### TASK BRIEF
Every entry, from first to last, is to be written out exactly.
** Opening DATA SUPPLIED block **
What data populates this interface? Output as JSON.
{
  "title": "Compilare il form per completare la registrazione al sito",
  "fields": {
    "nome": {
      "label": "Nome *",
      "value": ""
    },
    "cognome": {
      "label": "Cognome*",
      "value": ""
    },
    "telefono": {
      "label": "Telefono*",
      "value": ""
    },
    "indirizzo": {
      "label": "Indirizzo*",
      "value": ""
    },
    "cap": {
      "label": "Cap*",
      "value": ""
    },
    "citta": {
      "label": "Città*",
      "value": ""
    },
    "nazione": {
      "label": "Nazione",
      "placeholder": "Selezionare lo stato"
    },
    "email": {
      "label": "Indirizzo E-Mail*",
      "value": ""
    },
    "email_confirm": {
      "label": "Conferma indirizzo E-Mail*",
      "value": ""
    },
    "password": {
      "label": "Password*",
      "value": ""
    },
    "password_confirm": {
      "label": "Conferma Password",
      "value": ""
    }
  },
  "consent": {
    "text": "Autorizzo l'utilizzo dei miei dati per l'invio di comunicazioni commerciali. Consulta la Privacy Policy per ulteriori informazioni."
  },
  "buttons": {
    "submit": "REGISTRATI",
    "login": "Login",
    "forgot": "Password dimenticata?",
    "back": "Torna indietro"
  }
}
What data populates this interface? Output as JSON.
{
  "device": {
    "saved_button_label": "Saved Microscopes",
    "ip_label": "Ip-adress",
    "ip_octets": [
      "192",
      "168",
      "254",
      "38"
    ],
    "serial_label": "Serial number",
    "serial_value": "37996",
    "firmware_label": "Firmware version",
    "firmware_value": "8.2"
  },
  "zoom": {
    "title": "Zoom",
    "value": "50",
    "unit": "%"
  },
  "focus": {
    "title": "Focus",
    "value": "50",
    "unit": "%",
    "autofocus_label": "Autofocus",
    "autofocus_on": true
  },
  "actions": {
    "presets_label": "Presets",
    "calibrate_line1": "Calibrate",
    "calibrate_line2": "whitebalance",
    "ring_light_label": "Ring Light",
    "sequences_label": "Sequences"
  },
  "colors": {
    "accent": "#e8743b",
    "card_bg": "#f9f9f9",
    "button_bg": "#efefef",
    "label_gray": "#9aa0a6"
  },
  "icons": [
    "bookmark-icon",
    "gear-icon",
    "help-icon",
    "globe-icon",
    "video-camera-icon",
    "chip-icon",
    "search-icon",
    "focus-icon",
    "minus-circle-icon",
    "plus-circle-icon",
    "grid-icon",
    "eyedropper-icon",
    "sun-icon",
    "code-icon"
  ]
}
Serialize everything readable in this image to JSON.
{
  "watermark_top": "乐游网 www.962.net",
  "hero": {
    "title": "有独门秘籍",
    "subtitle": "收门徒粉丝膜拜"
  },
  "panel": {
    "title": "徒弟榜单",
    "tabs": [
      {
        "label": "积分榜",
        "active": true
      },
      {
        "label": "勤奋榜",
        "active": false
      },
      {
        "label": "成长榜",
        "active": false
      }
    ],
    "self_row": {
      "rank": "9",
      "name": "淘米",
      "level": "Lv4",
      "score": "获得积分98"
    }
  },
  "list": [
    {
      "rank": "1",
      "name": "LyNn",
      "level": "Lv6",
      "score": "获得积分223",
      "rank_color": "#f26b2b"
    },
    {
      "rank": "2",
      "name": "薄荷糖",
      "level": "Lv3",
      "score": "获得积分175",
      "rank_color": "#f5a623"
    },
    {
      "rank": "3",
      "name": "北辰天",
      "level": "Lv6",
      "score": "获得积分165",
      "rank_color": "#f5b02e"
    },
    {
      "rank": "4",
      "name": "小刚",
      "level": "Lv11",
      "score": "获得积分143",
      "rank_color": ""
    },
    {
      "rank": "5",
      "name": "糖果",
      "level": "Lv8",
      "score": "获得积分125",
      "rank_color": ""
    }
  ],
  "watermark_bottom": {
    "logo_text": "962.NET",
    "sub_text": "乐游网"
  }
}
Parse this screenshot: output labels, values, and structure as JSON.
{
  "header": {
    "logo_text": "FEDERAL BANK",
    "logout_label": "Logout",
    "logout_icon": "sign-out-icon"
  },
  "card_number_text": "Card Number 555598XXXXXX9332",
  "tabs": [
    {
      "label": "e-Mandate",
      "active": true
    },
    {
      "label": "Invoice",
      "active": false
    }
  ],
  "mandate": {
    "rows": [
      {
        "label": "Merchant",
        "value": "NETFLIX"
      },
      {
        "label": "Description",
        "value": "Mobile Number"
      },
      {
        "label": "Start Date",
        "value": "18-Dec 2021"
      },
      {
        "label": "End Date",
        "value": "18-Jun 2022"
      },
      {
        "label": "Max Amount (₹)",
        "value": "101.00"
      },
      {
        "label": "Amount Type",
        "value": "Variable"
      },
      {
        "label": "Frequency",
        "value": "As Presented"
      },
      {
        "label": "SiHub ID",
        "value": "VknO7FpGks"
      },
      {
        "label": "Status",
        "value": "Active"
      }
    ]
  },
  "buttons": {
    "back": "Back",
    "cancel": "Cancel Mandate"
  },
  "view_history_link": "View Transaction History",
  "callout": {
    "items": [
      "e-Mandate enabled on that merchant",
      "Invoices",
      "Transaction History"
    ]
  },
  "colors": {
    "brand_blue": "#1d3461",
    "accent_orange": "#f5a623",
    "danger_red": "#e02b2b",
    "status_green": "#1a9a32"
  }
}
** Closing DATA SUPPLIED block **
### SOLUTION BELOW
What data populates this interface? Output as JSON.
{
  "title": "Compilare il form per completare la registrazione al sito",
  "fields": {
    "nome": {
      "label": "Nome *",
      "value": ""
    },
    "cognome": {
      "label": "Cognome*",
      "value": ""
    },
    "telefono": {
      "label": "Telefono*",
      "value": ""
    },
    "indirizzo": {
      "label": "Indirizzo*",
      "value": ""
    },
    "cap": {
      "label": "Cap*",
      "value": ""
    },
    "citta": {
      "label": "Città*",
      "value": ""
    },
    "nazione": {
      "label": "Nazione",
      "placeholder": "Selezionare lo stato"
    },
    "email": {
      "label": "Indirizzo E-Mail*",
      "value": ""
    },
    "email_confirm": {
      "label": "Conferma indirizzo E-Mail*",
      "value": ""
    },
    "password": {
      "label": "Password*",
      "value": ""
    },
    "password_confirm": {
      "label": "Conferma Password",
      "value": ""
    }
  },
  "consent": {
    "text": "Autorizzo l'utilizzo dei miei dati per l'invio di comunicazioni commerciali. Consulta la Privacy Policy per ulteriori informazioni."
  },
  "buttons": {
    "submit": "REGISTRATI",
    "login": "Login",
    "forgot": "Password dimenticata?",
    "back": "Torna indietro"
  }
}
What data populates this interface? Output as JSON.
{
  "device": {
    "saved_button_label": "Saved Microscopes",
    "ip_label": "Ip-adress",
    "ip_octets": [
      "192",
      "168",
      "254",
      "38"
    ],
    "serial_label": "Serial number",
    "serial_value": "37996",
    "firmware_label": "Firmware version",
    "firmware_value": "8.2"
  },
  "zoom": {
    "title": "Zoom",
    "value": "50",
    "unit": "%"
  },
  "focus": {
    "title": "Focus",
    "value": "50",
    "unit": "%",
    "autofocus_label": "Autofocus",
    "autofocus_on": true
  },
  "actions": {
    "presets_label": "Presets",
    "calibrate_line1": "Calibrate",
    "calibrate_line2": "whitebalance",
    "ring_light_label": "Ring Light",
    "sequences_label": "Sequences"
  },
  "colors": {
    "accent": "#e8743b",
    "card_bg": "#f9f9f9",
    "button_bg": "#efefef",
    "label_gray": "#9aa0a6"
  },
  "icons": [
    "bookmark-icon",
    "gear-icon",
    "help-icon",
    "globe-icon",
    "video-camera-icon",
    "chip-icon",
    "search-icon",
    "focus-icon",
    "minus-circle-icon",
    "plus-circle-icon",
    "grid-icon",
    "eyedropper-icon",
    "sun-icon",
    "code-icon"
  ]
}
Serialize everything readable in this image to JSON.
{
  "watermark_top": "乐游网 www.962.net",
  "hero": {
    "title": "有独门秘籍",
    "subtitle": "收门徒粉丝膜拜"
  },
  "panel": {
    "title": "徒弟榜单",
    "tabs": [
      {
        "label": "积分榜",
        "active": true
      },
      {
        "label": "勤奋榜",
        "active": false
      },
      {
        "label": "成长榜",
        "active": false
      }
    ],
    "self_row": {
      "rank": "9",
      "name": "淘米",
      "level": "Lv4",
      "score": "获得积分98"
    }
  },
  "list": [
    {
      "rank": "1",
      "name": "LyNn",
      "level": "Lv6",
      "score": "获得积分223",
      "rank_color": "#f26b2b"
    },
    {
      "rank": "2",
      "name": "薄荷糖",
      "level": "Lv3",
      "score": "获得积分175",
      "rank_color": "#f5a623"
    },
    {
      "rank": "3",
      "name": "北辰天",
      "level": "Lv6",
      "score": "获得积分165",
      "rank_color": "#f5b02e"
    },
    {
      "rank": "4",
      "name": "小刚",
      "level": "Lv11",
      "score": "获得积分143",
      "rank_color": ""
    },
    {
      "rank": "5",
      "name": "糖果",
      "level": "Lv8",
      "score": "获得积分125",
      "rank_color": ""
    }
  ],
  "watermark_bottom": {
    "logo_text": "962.NET",
    "sub_text": "乐游网"
  }
}
Parse this screenshot: output labels, values, and structure as JSON.
{
  "header": {
    "logo_text": "FEDERAL BANK",
    "logout_label": "Logout",
    "logout_icon": "sign-out-icon"
  },
  "card_number_text": "Card Number 555598XXXXXX9332",
  "tabs": [
    {
      "label": "e-Mandate",
      "active": true
    },
    {
      "label": "Invoice",
      "active": false
    }
  ],
  "mandate": {
    "rows": [
      {
        "label": "Merchant",
        "value": "NETFLIX"
      },
      {
        "label": "Description",
        "value": "Mobile Number"
      },
      {
        "label": "Start Date",
        "value": "18-Dec 2021"
      },
      {
        "label": "End Date",
        "value": "18-Jun 2022"
      },
      {
        "label": "Max Amount (₹)",
        "value": "101.00"
      },
      {
        "label": "Amount Type",
        "value": "Variable"
      },
      {
        "label": "Frequency",
        "value": "As Presented"
      },
      {
        "label": "SiHub ID",
        "value": "VknO7FpGks"
      },
      {
        "label": "Status",
        "value": "Active"
      }
    ]
  },
  "buttons": {
    "back": "Back",
    "cancel": "Cancel Mandate"
  },
  "view_history_link": "View Transaction History",
  "callout": {
    "items": [
      "e-Mandate enabled on that merchant",
      "Invoices",
      "Transaction History"
    ]
  },
  "colors": {
    "brand_blue": "#1d3461",
    "accent_orange": "#f5a623",
    "danger_red": "#e02b2b",
    "status_green": "#1a9a32"
  }
}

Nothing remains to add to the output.